A group of 23 states participating in the ongoing 42nd session of the Human Rights Council in Geneva have renewed support to Morocco’s territorial integrity and underlined the relevance of the autonomy plan proposed by the Kingdom to settle definitively the artificial conflict around the Moroccan Sahara.
In a statement read out by Morocco’s permanent representative to the UN in Geneva, Omar Zniber, the group stresses that the autonomy initiative for the Moroccan Sahara has been recognized by the Security Council as a serious and credible basis for definitively resolving this regional dispute, reports the official news agency MAP.
“The resolution of this political dispute will contribute to the realization of the legitimate aspirations of the African and Arab peoples in terms of integration and development, an objective to which Morocco is strongly committed,” the statement points out.
The Security Council also welcomed the initiatives taken by Morocco for the promotion of human rights in the Sahara, and repeatedly called for a census and registration of the populations settled in the Tindouf camps, the statement signatory countries recall.
They also point out that Morocco has engaged in a constructive, voluntary and profound interaction with the United Nations human rights system, in particular the Office of the High Commissioner for Human Rights (OHCHR) and special procedures.
Part of 12 special procedures, visits were paid to the Sahara cities of Laayoune and Dakhla, where the visiting delegations had free and unrestricted access to all stakeholders, particularly representatives of the local civil society, the statement underlines, recalling in this connection the visit of an OHCHR technical mission to Morocco.
The signatory countries underscore further that the Sahara issue is a political dispute handled by the Security Council, which is making efforts towards a negotiated, mutually acceptable political solution, insisting that “the interaction of the Member States with the UNHRC and the High Commissioner must remain bilateral and free from any instrumentalization; otherwise sterile debates and counterproductive policies would be generated within the Human Rights Council.”

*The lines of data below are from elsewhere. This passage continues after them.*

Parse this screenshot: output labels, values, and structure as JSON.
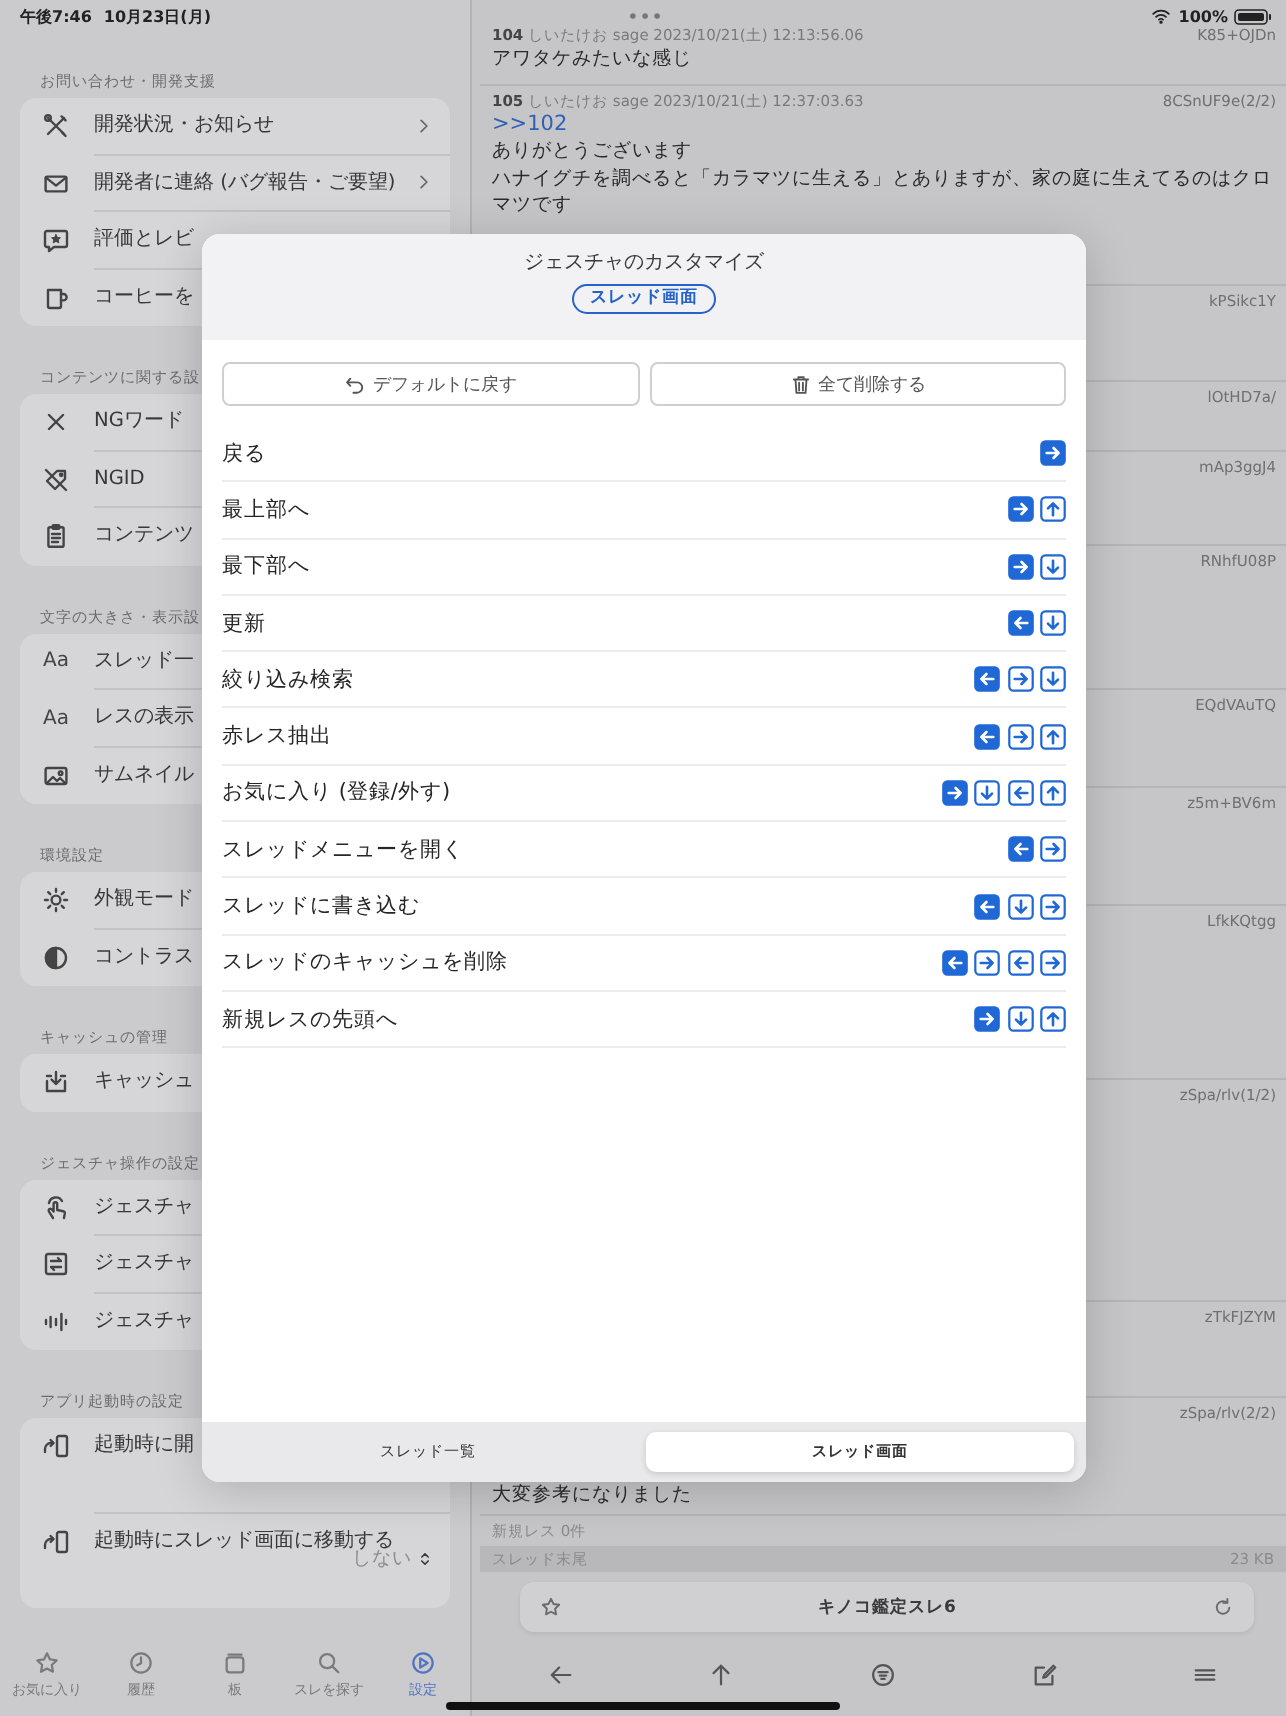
{
  "status_bar": {
    "time": "午後7:46",
    "date": "10月23日(月)",
    "dots": "•••",
    "battery": "100%"
  },
  "sidebar": {
    "sections": [
      {
        "title": "お問い合わせ・開発支援",
        "items": [
          {
            "kind": "link",
            "label": "開発状況・お知らせ",
            "chevron": true
          },
          {
            "kind": "link",
            "label": "開発者に連絡 (バグ報告・ご要望)",
            "chevron": true
          },
          {
            "kind": "link",
            "label": "評価とレビ",
            "chevron": false
          },
          {
            "kind": "link",
            "label": "コーヒーを",
            "chevron": false
          }
        ]
      },
      {
        "title": "コンテンツに関する設",
        "items": [
          {
            "kind": "link",
            "label": "NGワード",
            "chevron": false
          },
          {
            "kind": "link",
            "label": "NGID",
            "chevron": false
          },
          {
            "kind": "link",
            "label": "コンテンツ",
            "chevron": false
          }
        ]
      },
      {
        "title": "文字の大きさ・表示設",
        "items": [
          {
            "kind": "link",
            "glyph": "Aa",
            "label": "スレッド一",
            "chevron": false
          },
          {
            "kind": "link",
            "glyph": "Aa",
            "label": "レスの表示",
            "chevron": false
          },
          {
            "kind": "link",
            "label": "サムネイル",
            "chevron": false
          }
        ]
      },
      {
        "title": "環境設定",
        "items": [
          {
            "kind": "link",
            "label": "外観モード",
            "chevron": false
          },
          {
            "kind": "link",
            "label": "コントラス",
            "chevron": false
          }
        ]
      },
      {
        "title": "キャッシュの管理",
        "items": [
          {
            "kind": "link",
            "label": "キャッシュ",
            "chevron": false
          }
        ]
      },
      {
        "title": "ジェスチャ操作の設定",
        "items": [
          {
            "kind": "link",
            "label": "ジェスチャ",
            "chevron": false
          },
          {
            "kind": "link",
            "label": "ジェスチャ",
            "chevron": false
          },
          {
            "kind": "link",
            "label": "ジェスチャ",
            "chevron": false
          }
        ]
      },
      {
        "title": "アプリ起動時の設定",
        "items": [
          {
            "kind": "picker",
            "label": "起動時に開"
          },
          {
            "kind": "picker",
            "label": "起動時にスレッド画面に移動する",
            "value": "しない"
          }
        ]
      }
    ],
    "tabs": [
      {
        "label": "お気に入り",
        "selected": false
      },
      {
        "label": "履歴",
        "selected": false
      },
      {
        "label": "板",
        "selected": false
      },
      {
        "label": "スレを探す",
        "selected": false
      },
      {
        "label": "設定",
        "selected": true
      }
    ]
  },
  "thread": {
    "posts": [
      {
        "header": "**104** しいたけお sage 2023/10/21(土) 12:13:56.06",
        "id": "K85+OJDn",
        "lines": [
          "アワタケみたいな感じ"
        ]
      },
      {
        "header": "**105** しいたけお sage 2023/10/21(土) 12:37:03.63",
        "id": "8CSnUF9e(2/2)",
        "anchor": ">>102",
        "lines": [
          "ありがとうございます",
          "ハナイグチを調べると「カラマツに生える」とありますが、家の庭に生えてるのはクロマツです"
        ]
      },
      {
        "id": "kPSikc1Y"
      },
      {
        "id": "lOtHD7a/"
      },
      {
        "id": "mAp3ggJ4"
      },
      {
        "id": "RNhfU08P"
      },
      {
        "id": "EQdVAuTQ"
      },
      {
        "id": "z5m+BV6m"
      },
      {
        "id": "LfkKQtgg"
      },
      {
        "id": "zSpa/rlv(1/2)"
      },
      {
        "id": "zTkFJZYM"
      },
      {
        "id": "zSpa/rlv(2/2)",
        "lines": [
          "大変参考になりました"
        ]
      }
    ],
    "new_count": "新規レス 0件",
    "end_label": "スレッド末尾",
    "size": "23 KB",
    "title": "キノコ鑑定スレ6"
  },
  "modal": {
    "title": "ジェスチャのカスタマイズ",
    "badge": "スレッド画面",
    "buttons": [
      {
        "label": "デフォルトに戻す"
      },
      {
        "label": "全て削除する"
      }
    ],
    "gestures": [
      {
        "label": "戻る",
        "steps": [
          {
            "kind": "right",
            "filled": true
          }
        ]
      },
      {
        "label": "最上部へ",
        "steps": [
          {
            "kind": "right",
            "filled": true
          },
          {
            "kind": "up",
            "filled": false
          }
        ]
      },
      {
        "label": "最下部へ",
        "steps": [
          {
            "kind": "right",
            "filled": true
          },
          {
            "kind": "down",
            "filled": false
          }
        ]
      },
      {
        "label": "更新",
        "steps": [
          {
            "kind": "left",
            "filled": true
          },
          {
            "kind": "down",
            "filled": false
          }
        ]
      },
      {
        "label": "絞り込み検索",
        "steps": [
          {
            "kind": "left",
            "filled": true
          },
          {
            "kind": "right",
            "filled": false
          },
          {
            "kind": "down",
            "filled": false
          }
        ]
      },
      {
        "label": "赤レス抽出",
        "steps": [
          {
            "kind": "left",
            "filled": true
          },
          {
            "kind": "right",
            "filled": false
          },
          {
            "kind": "up",
            "filled": false
          }
        ]
      },
      {
        "label": "お気に入り (登録/外す)",
        "steps": [
          {
            "kind": "right",
            "filled": true
          },
          {
            "kind": "down",
            "filled": false
          },
          {
            "kind": "left",
            "filled": false
          },
          {
            "kind": "up",
            "filled": false
          }
        ]
      },
      {
        "label": "スレッドメニューを開く",
        "steps": [
          {
            "kind": "left",
            "filled": true
          },
          {
            "kind": "right",
            "filled": false
          }
        ]
      },
      {
        "label": "スレッドに書き込む",
        "steps": [
          {
            "kind": "left",
            "filled": true
          },
          {
            "kind": "down",
            "filled": false
          },
          {
            "kind": "right",
            "filled": false
          }
        ]
      },
      {
        "label": "スレッドのキャッシュを削除",
        "steps": [
          {
            "kind": "left",
            "filled": true
          },
          {
            "kind": "right",
            "filled": false
          },
          {
            "kind": "left",
            "filled": false
          },
          {
            "kind": "right",
            "filled": false
          }
        ]
      },
      {
        "label": "新規レスの先頭へ",
        "steps": [
          {
            "kind": "right",
            "filled": true
          },
          {
            "kind": "down",
            "filled": false
          },
          {
            "kind": "up",
            "filled": false
          }
        ]
      }
    ],
    "segments": [
      {
        "label": "スレッド一覧",
        "selected": false
      },
      {
        "label": "スレッド画面",
        "selected": true
      }
    ]
  }
}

Saudi Arabia, the United Arab Emirates, Qatar, Bahrain, Kuwait, the Sultanate of Oman, Jordan, the Comoros, the Democratic Republic of Congo, Gabon, Burkina Faso, Burundi, Djibouti, Senegal, Central African Republic, Guinea, Côte d’Ivoire, Sao Tome and Principe, Paraguay, Guatemala, Saint Lucia, and El Salvador are among the signatories of the statement.